Today's post sheds a probabilistic light on this problem. First, I discuss why it could be useful to infer communities from names. Next, I introduce a name matching algorithm which I developed to achieve this task (building on others' earlier efforts, and available for download below under the GNU Affero GPL license). Finally, I give a first indication of how good my algorithm works: what's in a name? Your comments are of course highly appreciated - and I apologize in advance for a rather technical post (which is in fact as much a writeup for my own memory as it is meant for you to read). Once I develop empirical applications of this software, I promise more lively prose...

This post concludes the tripartite series of lecture summaries from the fieldwork methods class which I co-teach this term at SIT New Delhi.1 It addresses several issues faced by foreigners who do research in India (or elsewhere) as opposed to domestic scholars who research their own culture - and simultaneously problematizes this terminology. The lecture moves from the practical to the conceptual, picking four potential trouble areas: language, field relations, othering, and categories. The remaining posts of this series are here:
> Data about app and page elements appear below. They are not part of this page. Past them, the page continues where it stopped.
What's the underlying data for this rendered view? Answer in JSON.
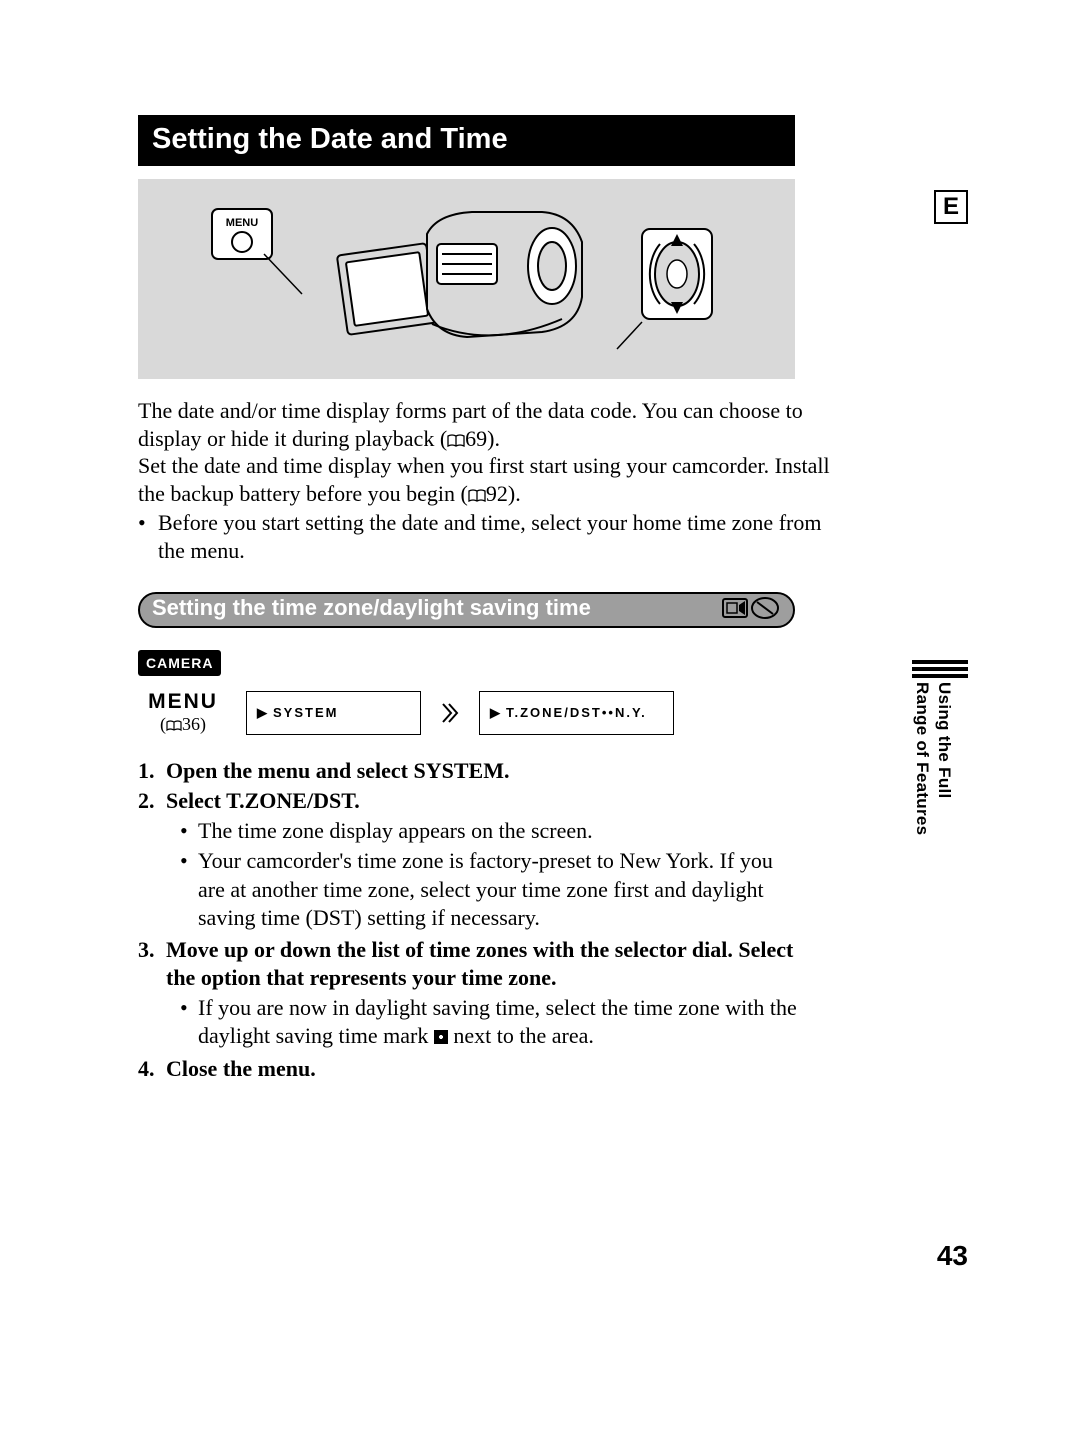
{
  "lang_badge": "E",
  "title": "Setting the Date and Time",
  "intro": {
    "p1a": "The date and/or time display forms part of the data code. You can choose to display or hide it during playback (",
    "p1b": "69).",
    "p2a": "Set the date and time display when you first start using your camcorder. Install the backup battery before you begin (",
    "p2b": "92).",
    "bullet": "Before you start setting the date and time, select your home time zone from the menu."
  },
  "subsection_title": "Setting the time zone/daylight saving time",
  "camera_badge": "CAMERA",
  "menu_label": "MENU",
  "menu_ref": "36",
  "menu_box1": "SYSTEM",
  "menu_box2": "T.ZONE/DST••N.Y.",
  "illus_menu_label": "MENU",
  "steps": {
    "s1_num": "1.",
    "s1": "Open the menu and select SYSTEM.",
    "s2_num": "2.",
    "s2": "Select T.ZONE/DST.",
    "s2b1": "The time zone display appears on the screen.",
    "s2b2": "Your camcorder's time zone is factory-preset to New York. If you are at another time zone, select your time zone first and daylight saving time (DST) setting if necessary.",
    "s3_num": "3.",
    "s3": "Move up or down the list of time zones with the selector dial. Select the option that represents your time zone.",
    "s3b1a": "If you are now in daylight saving time, select the time zone with the daylight saving time mark ",
    "s3b1b": " next to the area.",
    "s4_num": "4.",
    "s4": "Close the menu."
  },
  "side_tab_line1": "Using the Full",
  "side_tab_line2": "Range of Features",
  "page_number": "43"
}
Description, interpretation, evaluation
Research questions, interview questions
Doing research as a foreigner

  • 1. More on this class here...

Hindi and Urdu - the languages in which most of my fieldwork will take place - are at once playful and beautiful, and on top of that rather sophisticated carriers of cultural meaning. After all, which other language invents meaningless words only to sound funnier, which other script omits crucial signs only to improve its aesthetic appearance? And who else invented a dedicated grammatical form to express that a verb's action is ongoing, with increasing intensity, and for the agent's own benefit (as opposed to: "ongoing, with steady intensity, for the agent's own benefit", or "ongoing, with increasing intensity, but for someone else's benefit")? Only Hindi and Urdu do this, to the best of my (limited) knowledge. And since I just finished a three-week intensive language course to prep up my conversational skills, I figured: what better time to blog about language and fieldwork?

Back in the days when I called myself a political scientist, my colleagues were regularly astonished why I made an effort to speak and read Hindi/Urdu at all. Don't people speak English in India? Well, "people" do, but of course not all. And neither are Hindi-English-Mixers equally comfortable with English for all topics: they might well work in English, but prefer to talk about rather intimate topics (such as those central to my PhD project) in their mother tongue. Now that I am officially an anthropologist, speaking the language is of course part of that big rite de passage called fieldwork, but I always found it odd if political scientist deemed language skills unnecessary...

The following book review first appeared in ASIEN / The German Journal on Contemporary Asia 118 (see entry in my publication list) and is reprinted here with permission. The book itself is here.

T. Benedikter: Language Policy and Linguistic Minorities in India: An appraisal of the linguistic rights of minorities in India

Münster: LIT Verlag, 2009, 232 S., EUR 29,90